Protect your lips from sun, smoking, and inflammation.

This is a purely preventive, but proactive measure that's just as important as reactive. Considering we can't stop time, and therefore aging, the best we can do is to make sure we're not accelerating it. First up, stop smoking if you currently are: It's one of the best things you can do for your skin. From there, use a safe, physical SPF on the area when outdoors. 

"Don't forget sun protection," says Shawna Jones, PA-C, aesthetic nurse practitioner. "Protecting your lips from the sun is just as important as protecting your face. Look for products that have a physical sunblock [titanium dioxide and zinc oxide]. Some also contain other moisturizing actives, like hyaluronic acid, to hydrate and smooth the lips." 

And do your best to manage internal inflammation. This is easier said than done as inflammation comes at us from many sources, but try de-stressing techniques, eat a balanced diet, and do not irritate or damage the area. 


Try a lip plumper.

Hearing "lip plumpers" may take you back to the stinging, tingling variety of your youth, but the modern interactions are delightfully sophisticated and easy to use. Check out our favorite lip plumpers here. 


Keep hydrated. 

Drink up! There's a reason skin care experts and derms alike encourage you to hydrate properly: Drinking the recommended doses of water literally thickens your dermal layer4. Thicker skin means plumper skin—which means a better pout. 


Use a lip-nourishing treatment. 

These are not plumpers in the sense that they are stimulating your lips in an effort to enhance their appearance immediately; instead, they are masks, oils, and balms loaded with good-for-skin ingredients to help tend to the delicate area. Just as you apply an eye cream when you start worrying about crow's feet or a vitamin C serum if you are worried about age spots, you can invest in a good lip treatment to help the area out. 

The takeaway

Age may naturally cause our lips to thin, but that doesn't mean we have to sit back and accept it as a given. From staying hydrated and using quality lip products to taking skin-supporting supplements like collagen, there are options to maintain plump and youthful lips.

Alexandra Engler author page.
Alexandra Engler
mbg Beauty Director

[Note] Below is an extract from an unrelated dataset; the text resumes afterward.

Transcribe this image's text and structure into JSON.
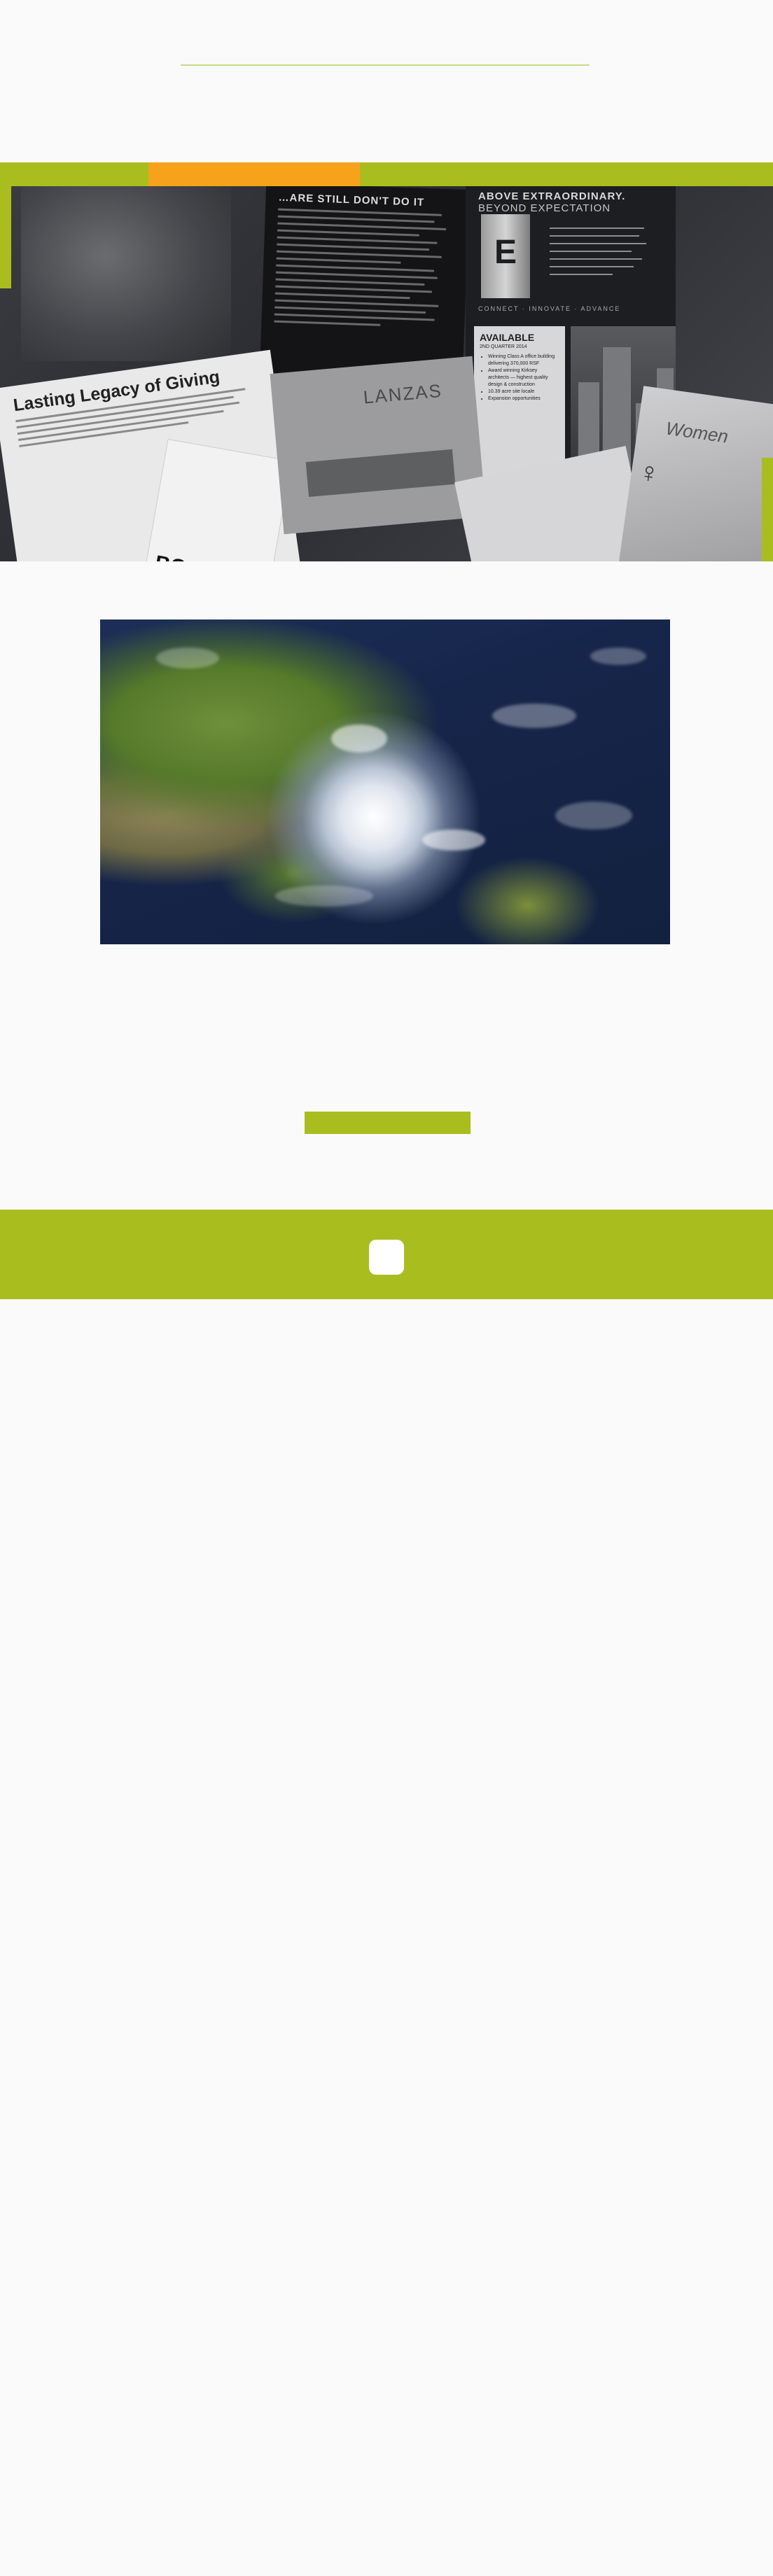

Alexandra Engler is the beauty director at mindbodygreen and host of the beauty podcast Clean Beauty School. Previously, she's held beauty roles at Harper's Bazaar, Marie Claire, SELF, and Cosmopolitan; her byline has appeared in Esquire, Sports Illustrated, and In her current role, she covers all the latest trends in the clean and natural beauty space, as well as lifestyle topics, such as travel. She received her journalism degree from Marquette University, graduating first in the department. She lives in Brooklyn, New York.